## What is needed
Which lines of the data below contain "title"? Please show them all.

[[ Data excerpts open ]]

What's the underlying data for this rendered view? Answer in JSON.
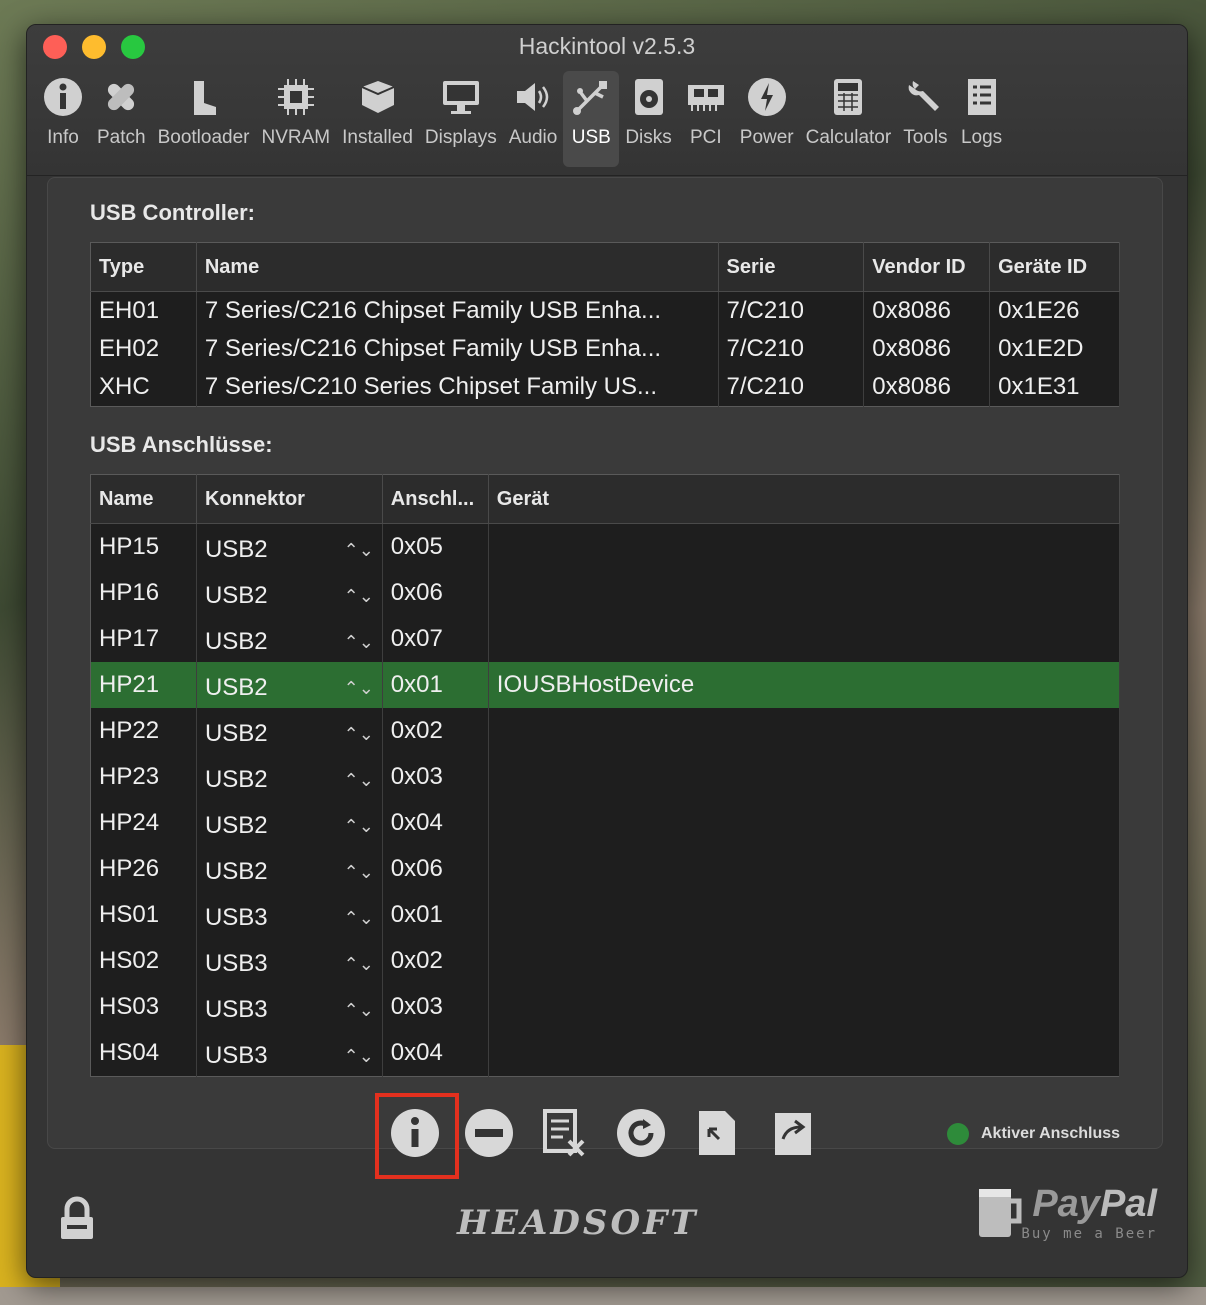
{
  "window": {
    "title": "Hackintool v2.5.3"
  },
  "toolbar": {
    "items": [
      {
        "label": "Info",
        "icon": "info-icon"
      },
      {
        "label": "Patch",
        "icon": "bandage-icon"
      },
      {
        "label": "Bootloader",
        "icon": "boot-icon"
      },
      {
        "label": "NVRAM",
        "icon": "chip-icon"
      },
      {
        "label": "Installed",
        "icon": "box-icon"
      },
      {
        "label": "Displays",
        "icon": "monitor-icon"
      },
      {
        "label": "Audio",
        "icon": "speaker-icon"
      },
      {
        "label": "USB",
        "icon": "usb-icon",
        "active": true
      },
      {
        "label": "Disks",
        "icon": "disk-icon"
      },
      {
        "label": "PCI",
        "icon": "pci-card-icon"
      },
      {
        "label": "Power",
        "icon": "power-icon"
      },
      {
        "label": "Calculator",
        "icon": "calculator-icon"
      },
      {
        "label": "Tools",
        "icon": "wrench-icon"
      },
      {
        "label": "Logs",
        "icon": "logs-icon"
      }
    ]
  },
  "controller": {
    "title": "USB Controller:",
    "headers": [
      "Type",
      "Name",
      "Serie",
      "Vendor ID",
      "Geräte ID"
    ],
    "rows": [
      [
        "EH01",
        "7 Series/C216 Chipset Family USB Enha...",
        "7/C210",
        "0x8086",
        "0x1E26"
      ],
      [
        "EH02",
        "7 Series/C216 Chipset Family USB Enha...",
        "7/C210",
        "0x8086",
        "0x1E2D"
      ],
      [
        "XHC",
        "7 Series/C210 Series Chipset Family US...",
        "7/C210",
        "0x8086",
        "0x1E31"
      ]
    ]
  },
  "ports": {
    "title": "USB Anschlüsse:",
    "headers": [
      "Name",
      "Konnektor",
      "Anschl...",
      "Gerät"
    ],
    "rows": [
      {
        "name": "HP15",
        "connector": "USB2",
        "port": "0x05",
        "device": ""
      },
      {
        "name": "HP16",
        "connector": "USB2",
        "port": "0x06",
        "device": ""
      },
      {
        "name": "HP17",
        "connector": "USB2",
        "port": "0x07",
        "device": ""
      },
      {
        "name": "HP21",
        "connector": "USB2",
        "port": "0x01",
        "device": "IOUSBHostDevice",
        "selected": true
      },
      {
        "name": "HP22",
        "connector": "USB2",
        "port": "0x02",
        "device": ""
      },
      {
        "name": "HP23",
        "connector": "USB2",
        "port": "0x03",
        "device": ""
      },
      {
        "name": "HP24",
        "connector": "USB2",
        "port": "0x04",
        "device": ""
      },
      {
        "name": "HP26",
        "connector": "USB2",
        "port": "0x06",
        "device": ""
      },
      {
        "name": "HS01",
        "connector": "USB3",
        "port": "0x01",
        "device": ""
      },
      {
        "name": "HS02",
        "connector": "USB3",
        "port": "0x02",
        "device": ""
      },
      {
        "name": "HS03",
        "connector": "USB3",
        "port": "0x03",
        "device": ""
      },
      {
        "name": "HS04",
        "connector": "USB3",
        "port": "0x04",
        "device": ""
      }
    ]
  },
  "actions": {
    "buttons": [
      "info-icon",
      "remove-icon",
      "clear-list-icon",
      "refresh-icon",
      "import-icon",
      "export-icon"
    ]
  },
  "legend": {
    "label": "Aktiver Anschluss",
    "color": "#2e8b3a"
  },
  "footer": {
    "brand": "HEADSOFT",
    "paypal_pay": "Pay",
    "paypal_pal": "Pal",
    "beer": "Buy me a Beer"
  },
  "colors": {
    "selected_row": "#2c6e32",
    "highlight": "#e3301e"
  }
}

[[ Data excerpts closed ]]

## Response area
    "title": "Hackintool v2.5.3"
    "title": "USB Controller:",
    "title": "USB Anschlüsse:",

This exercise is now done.